- [Requirement]
Print each entry exactly, all the way through.

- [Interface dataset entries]
=====

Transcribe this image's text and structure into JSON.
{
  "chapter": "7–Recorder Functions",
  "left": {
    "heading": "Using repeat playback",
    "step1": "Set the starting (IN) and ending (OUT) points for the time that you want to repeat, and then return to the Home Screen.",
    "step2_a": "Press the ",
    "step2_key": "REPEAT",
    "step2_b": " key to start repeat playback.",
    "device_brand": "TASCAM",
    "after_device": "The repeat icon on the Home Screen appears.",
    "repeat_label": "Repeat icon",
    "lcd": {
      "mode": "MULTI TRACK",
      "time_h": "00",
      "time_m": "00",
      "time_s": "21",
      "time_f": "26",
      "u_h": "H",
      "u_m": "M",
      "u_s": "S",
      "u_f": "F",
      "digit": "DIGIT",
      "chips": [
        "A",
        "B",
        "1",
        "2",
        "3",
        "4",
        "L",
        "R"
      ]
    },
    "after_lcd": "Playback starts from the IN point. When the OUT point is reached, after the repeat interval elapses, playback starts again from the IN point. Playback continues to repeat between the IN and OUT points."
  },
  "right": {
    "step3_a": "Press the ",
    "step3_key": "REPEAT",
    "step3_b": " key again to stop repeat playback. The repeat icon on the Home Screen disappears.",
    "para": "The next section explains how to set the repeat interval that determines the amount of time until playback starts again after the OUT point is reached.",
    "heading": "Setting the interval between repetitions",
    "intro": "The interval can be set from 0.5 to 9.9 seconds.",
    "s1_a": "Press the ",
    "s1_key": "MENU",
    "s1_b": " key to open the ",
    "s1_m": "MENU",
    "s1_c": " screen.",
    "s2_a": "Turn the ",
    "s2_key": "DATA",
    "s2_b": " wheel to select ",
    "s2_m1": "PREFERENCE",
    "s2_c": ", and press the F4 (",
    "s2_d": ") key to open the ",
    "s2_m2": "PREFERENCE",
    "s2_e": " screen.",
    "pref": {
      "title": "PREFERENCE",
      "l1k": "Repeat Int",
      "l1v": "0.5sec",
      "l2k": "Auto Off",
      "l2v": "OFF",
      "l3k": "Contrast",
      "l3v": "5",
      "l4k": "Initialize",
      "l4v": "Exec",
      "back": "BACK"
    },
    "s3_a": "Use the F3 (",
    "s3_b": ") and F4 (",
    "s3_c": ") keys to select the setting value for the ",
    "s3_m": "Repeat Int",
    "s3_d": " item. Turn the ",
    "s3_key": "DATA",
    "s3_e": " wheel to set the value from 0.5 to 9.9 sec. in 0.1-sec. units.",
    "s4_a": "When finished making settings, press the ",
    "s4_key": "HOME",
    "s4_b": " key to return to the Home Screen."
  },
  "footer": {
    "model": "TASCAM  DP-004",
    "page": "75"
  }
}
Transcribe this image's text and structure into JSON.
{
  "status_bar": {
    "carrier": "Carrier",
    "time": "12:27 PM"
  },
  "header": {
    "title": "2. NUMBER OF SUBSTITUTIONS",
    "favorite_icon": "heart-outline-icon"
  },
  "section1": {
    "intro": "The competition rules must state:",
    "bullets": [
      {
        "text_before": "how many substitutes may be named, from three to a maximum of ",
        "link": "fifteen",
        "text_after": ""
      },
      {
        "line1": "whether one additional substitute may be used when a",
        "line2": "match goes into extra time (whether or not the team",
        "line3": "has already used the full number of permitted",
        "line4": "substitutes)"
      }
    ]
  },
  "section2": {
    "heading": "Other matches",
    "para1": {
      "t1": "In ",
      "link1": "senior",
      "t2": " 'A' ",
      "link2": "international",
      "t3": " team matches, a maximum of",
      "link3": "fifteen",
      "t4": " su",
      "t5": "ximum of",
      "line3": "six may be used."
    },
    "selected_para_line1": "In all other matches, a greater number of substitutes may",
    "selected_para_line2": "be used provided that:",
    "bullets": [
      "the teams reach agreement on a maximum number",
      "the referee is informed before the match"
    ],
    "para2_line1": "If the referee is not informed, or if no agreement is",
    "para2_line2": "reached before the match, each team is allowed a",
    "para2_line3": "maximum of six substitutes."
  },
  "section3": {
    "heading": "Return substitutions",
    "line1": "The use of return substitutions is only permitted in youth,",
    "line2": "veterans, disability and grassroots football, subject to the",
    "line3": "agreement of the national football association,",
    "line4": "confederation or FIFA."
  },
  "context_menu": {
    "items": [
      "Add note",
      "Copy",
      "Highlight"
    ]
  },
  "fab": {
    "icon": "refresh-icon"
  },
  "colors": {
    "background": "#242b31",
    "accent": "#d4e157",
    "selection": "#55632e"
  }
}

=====

- [Answer space]
Transcribe this image's text and structure into JSON.
{
  "chapter": "7–Recorder Functions",
  "left": {
    "heading": "Using repeat playback",
    "step1": "Set the starting (IN) and ending (OUT) points for the time that you want to repeat, and then return to the Home Screen.",
    "step2_a": "Press the ",
    "step2_key": "REPEAT",
    "step2_b": " key to start repeat playback.",
    "device_brand": "TASCAM",
    "after_device": "The repeat icon on the Home Screen appears.",
    "repeat_label": "Repeat icon",
    "lcd": {
      "mode": "MULTI TRACK",
      "time_h": "00",
      "time_m": "00",
      "time_s": "21",
      "time_f": "26",
      "u_h": "H",
      "u_m": "M",
      "u_s": "S",
      "u_f": "F",
      "digit": "DIGIT",
      "chips": [
        "A",
        "B",
        "1",
        "2",
        "3",
        "4",
        "L",
        "R"
      ]
    },
    "after_lcd": "Playback starts from the IN point. When the OUT point is reached, after the repeat interval elapses, playback starts again from the IN point. Playback continues to repeat between the IN and OUT points."
  },
  "right": {
    "step3_a": "Press the ",
    "step3_key": "REPEAT",
    "step3_b": " key again to stop repeat playback. The repeat icon on the Home Screen disappears.",
    "para": "The next section explains how to set the repeat interval that determines the amount of time until playback starts again after the OUT point is reached.",
    "heading": "Setting the interval between repetitions",
    "intro": "The interval can be set from 0.5 to 9.9 seconds.",
    "s1_a": "Press the ",
    "s1_key": "MENU",
    "s1_b": " key to open the ",
    "s1_m": "MENU",
    "s1_c": " screen.",
    "s2_a": "Turn the ",
    "s2_key": "DATA",
    "s2_b": " wheel to select ",
    "s2_m1": "PREFERENCE",
    "s2_c": ", and press the F4 (",
    "s2_d": ") key to open the ",
    "s2_m2": "PREFERENCE",
    "s2_e": " screen.",
    "pref": {
      "title": "PREFERENCE",
      "l1k": "Repeat Int",
      "l1v": "0.5sec",
      "l2k": "Auto Off",
      "l2v": "OFF",
      "l3k": "Contrast",
      "l3v": "5",
      "l4k": "Initialize",
      "l4v": "Exec",
      "back": "BACK"
    },
    "s3_a": "Use the F3 (",
    "s3_b": ") and F4 (",
    "s3_c": ") keys to select the setting value for the ",
    "s3_m": "Repeat Int",
    "s3_d": " item. Turn the ",
    "s3_key": "DATA",
    "s3_e": " wheel to set the value from 0.5 to 9.9 sec. in 0.1-sec. units.",
    "s4_a": "When finished making settings, press the ",
    "s4_key": "HOME",
    "s4_b": " key to return to the Home Screen."
  },
  "footer": {
    "model": "TASCAM  DP-004",
    "page": "75"
  }
}
Transcribe this image's text and structure into JSON.
{
  "status_bar": {
    "carrier": "Carrier",
    "time": "12:27 PM"
  },
  "header": {
    "title": "2. NUMBER OF SUBSTITUTIONS",
    "favorite_icon": "heart-outline-icon"
  },
  "section1": {
    "intro": "The competition rules must state:",
    "bullets": [
      {
        "text_before": "how many substitutes may be named, from three to a maximum of ",
        "link": "fifteen",
        "text_after": ""
      },
      {
        "line1": "whether one additional substitute may be used when a",
        "line2": "match goes into extra time (whether or not the team",
        "line3": "has already used the full number of permitted",
        "line4": "substitutes)"
      }
    ]
  },
  "section2": {
    "heading": "Other matches",
    "para1": {
      "t1": "In ",
      "link1": "senior",
      "t2": " 'A' ",
      "link2": "international",
      "t3": " team matches, a maximum of",
      "link3": "fifteen",
      "t4": " su",
      "t5": "ximum of",
      "line3": "six may be used."
    },
    "selected_para_line1": "In all other matches, a greater number of substitutes may",
    "selected_para_line2": "be used provided that:",
    "bullets": [
      "the teams reach agreement on a maximum number",
      "the referee is informed before the match"
    ],
    "para2_line1": "If the referee is not informed, or if no agreement is",
    "para2_line2": "reached before the match, each team is allowed a",
    "para2_line3": "maximum of six substitutes."
  },
  "section3": {
    "heading": "Return substitutions",
    "line1": "The use of return substitutions is only permitted in youth,",
    "line2": "veterans, disability and grassroots football, subject to the",
    "line3": "agreement of the national football association,",
    "line4": "confederation or FIFA."
  },
  "context_menu": {
    "items": [
      "Add note",
      "Copy",
      "Highlight"
    ]
  },
  "fab": {
    "icon": "refresh-icon"
  },
  "colors": {
    "background": "#242b31",
    "accent": "#d4e157",
    "selection": "#55632e"
  }
}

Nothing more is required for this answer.